**WORK TO BE COMPLETED**
Could you work out how many lines in the material below hold the word "vaší"? Give only the number in reply.

*** Opening of EXTRACTED MATERIAL ***

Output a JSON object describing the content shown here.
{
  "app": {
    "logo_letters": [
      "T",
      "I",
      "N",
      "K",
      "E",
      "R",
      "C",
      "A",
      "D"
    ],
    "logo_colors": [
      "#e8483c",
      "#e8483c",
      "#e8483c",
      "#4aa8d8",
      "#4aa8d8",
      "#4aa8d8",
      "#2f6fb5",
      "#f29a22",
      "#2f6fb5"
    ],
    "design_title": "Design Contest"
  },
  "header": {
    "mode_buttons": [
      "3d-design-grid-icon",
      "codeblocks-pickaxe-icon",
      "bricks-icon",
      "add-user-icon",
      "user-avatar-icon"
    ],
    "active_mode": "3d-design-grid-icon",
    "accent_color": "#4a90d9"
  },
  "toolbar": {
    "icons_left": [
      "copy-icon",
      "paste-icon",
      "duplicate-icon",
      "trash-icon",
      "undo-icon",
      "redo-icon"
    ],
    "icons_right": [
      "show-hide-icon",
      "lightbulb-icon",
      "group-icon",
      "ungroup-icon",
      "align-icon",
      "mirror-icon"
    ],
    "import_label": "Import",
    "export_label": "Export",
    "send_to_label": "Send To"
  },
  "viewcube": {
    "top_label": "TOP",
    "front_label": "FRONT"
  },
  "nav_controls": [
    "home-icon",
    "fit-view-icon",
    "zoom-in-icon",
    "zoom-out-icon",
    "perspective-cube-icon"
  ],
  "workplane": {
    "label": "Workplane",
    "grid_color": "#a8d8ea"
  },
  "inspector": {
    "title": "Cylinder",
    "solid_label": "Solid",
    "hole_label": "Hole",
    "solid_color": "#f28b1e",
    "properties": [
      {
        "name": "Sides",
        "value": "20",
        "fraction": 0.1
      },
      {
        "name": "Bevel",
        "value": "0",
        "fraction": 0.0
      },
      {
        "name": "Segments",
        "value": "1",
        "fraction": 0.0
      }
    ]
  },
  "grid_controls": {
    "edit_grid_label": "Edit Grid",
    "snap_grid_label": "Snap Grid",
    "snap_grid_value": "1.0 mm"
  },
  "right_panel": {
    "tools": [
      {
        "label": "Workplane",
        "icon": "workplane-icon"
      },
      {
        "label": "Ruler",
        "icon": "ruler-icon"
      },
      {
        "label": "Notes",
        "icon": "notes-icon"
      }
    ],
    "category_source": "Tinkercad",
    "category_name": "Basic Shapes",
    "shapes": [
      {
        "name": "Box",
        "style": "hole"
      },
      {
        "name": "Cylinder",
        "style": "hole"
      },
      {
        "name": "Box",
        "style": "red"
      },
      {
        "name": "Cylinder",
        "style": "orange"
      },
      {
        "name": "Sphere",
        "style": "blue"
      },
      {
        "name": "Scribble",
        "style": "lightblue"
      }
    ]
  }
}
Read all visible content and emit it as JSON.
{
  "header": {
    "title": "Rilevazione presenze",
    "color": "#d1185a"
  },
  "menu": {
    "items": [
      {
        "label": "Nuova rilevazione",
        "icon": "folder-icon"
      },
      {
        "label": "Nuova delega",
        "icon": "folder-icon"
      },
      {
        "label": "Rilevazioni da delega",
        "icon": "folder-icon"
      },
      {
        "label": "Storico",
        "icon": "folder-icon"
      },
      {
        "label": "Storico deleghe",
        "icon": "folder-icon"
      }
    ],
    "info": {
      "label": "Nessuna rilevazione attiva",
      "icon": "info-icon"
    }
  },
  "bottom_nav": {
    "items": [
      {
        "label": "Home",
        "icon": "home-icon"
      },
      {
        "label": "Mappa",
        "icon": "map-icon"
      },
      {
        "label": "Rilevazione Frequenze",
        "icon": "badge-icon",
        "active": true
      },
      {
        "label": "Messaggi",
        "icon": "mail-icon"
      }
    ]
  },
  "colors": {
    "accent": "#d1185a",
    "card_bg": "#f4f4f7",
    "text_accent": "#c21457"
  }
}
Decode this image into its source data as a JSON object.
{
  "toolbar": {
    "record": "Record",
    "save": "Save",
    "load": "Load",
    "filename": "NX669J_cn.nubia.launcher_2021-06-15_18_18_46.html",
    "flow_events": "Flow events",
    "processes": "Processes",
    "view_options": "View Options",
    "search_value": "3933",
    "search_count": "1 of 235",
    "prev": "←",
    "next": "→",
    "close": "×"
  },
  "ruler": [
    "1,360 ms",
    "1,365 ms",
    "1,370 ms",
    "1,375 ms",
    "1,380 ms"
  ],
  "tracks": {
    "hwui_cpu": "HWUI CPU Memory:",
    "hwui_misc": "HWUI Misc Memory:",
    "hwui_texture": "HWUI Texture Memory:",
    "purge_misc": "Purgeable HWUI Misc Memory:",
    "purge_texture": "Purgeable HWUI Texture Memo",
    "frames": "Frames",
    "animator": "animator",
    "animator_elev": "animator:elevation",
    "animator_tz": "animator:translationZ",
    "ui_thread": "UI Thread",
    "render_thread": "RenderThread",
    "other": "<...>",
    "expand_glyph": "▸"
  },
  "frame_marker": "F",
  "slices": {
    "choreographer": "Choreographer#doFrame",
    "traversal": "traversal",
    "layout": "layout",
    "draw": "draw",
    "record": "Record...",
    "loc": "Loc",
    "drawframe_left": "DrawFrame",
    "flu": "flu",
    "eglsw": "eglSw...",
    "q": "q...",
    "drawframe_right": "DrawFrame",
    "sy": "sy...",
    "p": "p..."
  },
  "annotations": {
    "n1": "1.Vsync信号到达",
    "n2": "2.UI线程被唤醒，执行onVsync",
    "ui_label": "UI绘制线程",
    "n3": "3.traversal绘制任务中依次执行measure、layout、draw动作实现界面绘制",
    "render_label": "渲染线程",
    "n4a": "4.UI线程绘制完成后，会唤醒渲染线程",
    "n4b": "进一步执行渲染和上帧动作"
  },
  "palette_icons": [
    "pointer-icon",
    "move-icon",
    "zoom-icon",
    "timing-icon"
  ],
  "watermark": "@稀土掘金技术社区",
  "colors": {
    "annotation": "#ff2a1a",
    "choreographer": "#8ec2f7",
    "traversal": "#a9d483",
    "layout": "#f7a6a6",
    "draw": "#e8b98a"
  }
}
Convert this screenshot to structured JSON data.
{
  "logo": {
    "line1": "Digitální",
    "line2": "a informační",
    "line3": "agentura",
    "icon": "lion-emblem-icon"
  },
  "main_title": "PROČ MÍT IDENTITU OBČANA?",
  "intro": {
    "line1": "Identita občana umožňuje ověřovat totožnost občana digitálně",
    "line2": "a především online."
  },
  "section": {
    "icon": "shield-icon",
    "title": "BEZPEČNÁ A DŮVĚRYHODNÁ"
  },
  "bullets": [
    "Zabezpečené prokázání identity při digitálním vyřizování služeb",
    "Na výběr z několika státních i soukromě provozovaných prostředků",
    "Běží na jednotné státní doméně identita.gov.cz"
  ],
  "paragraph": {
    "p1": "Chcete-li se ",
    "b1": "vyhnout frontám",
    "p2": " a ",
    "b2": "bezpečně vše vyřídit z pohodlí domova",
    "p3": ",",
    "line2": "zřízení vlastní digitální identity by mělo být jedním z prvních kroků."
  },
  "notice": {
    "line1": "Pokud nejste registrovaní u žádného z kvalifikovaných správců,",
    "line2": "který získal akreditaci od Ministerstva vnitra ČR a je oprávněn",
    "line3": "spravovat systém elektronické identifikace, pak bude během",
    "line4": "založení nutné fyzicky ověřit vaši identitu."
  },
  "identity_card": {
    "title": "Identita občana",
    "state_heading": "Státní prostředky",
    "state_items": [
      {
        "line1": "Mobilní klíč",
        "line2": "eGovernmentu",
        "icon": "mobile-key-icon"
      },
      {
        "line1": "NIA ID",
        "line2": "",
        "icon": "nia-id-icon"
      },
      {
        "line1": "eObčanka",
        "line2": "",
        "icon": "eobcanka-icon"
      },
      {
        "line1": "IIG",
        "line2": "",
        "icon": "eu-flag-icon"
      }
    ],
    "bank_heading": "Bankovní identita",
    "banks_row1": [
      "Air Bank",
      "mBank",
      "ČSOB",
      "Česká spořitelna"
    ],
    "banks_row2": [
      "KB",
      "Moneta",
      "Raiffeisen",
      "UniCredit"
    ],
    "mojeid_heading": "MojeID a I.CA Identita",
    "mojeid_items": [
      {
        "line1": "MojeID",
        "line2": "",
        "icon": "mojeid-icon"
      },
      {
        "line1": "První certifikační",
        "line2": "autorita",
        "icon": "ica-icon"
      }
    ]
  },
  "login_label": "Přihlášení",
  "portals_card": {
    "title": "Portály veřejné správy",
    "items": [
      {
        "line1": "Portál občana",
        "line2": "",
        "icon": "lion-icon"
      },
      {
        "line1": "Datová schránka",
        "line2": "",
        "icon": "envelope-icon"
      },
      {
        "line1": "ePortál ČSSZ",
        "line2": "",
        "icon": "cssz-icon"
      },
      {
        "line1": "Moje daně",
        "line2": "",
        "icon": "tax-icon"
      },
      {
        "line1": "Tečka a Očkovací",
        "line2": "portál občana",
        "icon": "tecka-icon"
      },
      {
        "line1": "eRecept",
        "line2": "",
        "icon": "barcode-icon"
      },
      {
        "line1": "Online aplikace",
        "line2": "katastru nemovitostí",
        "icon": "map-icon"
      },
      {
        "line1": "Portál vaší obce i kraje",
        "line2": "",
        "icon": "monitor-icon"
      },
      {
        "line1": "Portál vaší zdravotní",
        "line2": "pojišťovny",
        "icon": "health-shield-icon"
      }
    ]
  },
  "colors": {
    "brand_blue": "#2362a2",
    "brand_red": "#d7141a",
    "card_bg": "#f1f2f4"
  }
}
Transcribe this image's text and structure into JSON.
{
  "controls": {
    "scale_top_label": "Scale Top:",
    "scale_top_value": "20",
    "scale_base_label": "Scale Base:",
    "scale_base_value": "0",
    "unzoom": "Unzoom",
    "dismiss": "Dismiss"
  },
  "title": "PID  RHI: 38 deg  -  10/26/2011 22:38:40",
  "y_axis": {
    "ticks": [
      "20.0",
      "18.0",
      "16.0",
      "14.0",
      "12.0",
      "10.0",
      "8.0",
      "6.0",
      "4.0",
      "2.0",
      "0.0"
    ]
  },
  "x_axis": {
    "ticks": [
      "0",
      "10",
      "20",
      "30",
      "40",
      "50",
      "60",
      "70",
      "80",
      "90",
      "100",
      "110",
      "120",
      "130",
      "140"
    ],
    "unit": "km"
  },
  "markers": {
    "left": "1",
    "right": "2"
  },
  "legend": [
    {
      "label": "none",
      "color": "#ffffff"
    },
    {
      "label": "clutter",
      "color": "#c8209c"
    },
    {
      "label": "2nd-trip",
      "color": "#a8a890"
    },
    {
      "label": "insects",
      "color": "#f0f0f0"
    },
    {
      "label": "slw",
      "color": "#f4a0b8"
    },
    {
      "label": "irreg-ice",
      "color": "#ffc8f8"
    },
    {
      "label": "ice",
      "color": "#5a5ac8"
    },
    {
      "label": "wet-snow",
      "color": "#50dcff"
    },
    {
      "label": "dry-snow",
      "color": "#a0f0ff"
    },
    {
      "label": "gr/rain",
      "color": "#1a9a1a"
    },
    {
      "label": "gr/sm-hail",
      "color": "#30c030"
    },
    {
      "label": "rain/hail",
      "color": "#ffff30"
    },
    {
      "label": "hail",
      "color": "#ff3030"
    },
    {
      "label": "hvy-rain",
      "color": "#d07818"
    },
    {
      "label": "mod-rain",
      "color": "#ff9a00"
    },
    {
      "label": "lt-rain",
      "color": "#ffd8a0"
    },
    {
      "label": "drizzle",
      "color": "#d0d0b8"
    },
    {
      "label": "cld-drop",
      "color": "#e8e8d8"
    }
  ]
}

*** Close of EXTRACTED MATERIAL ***

**RESPONSE AREA**
2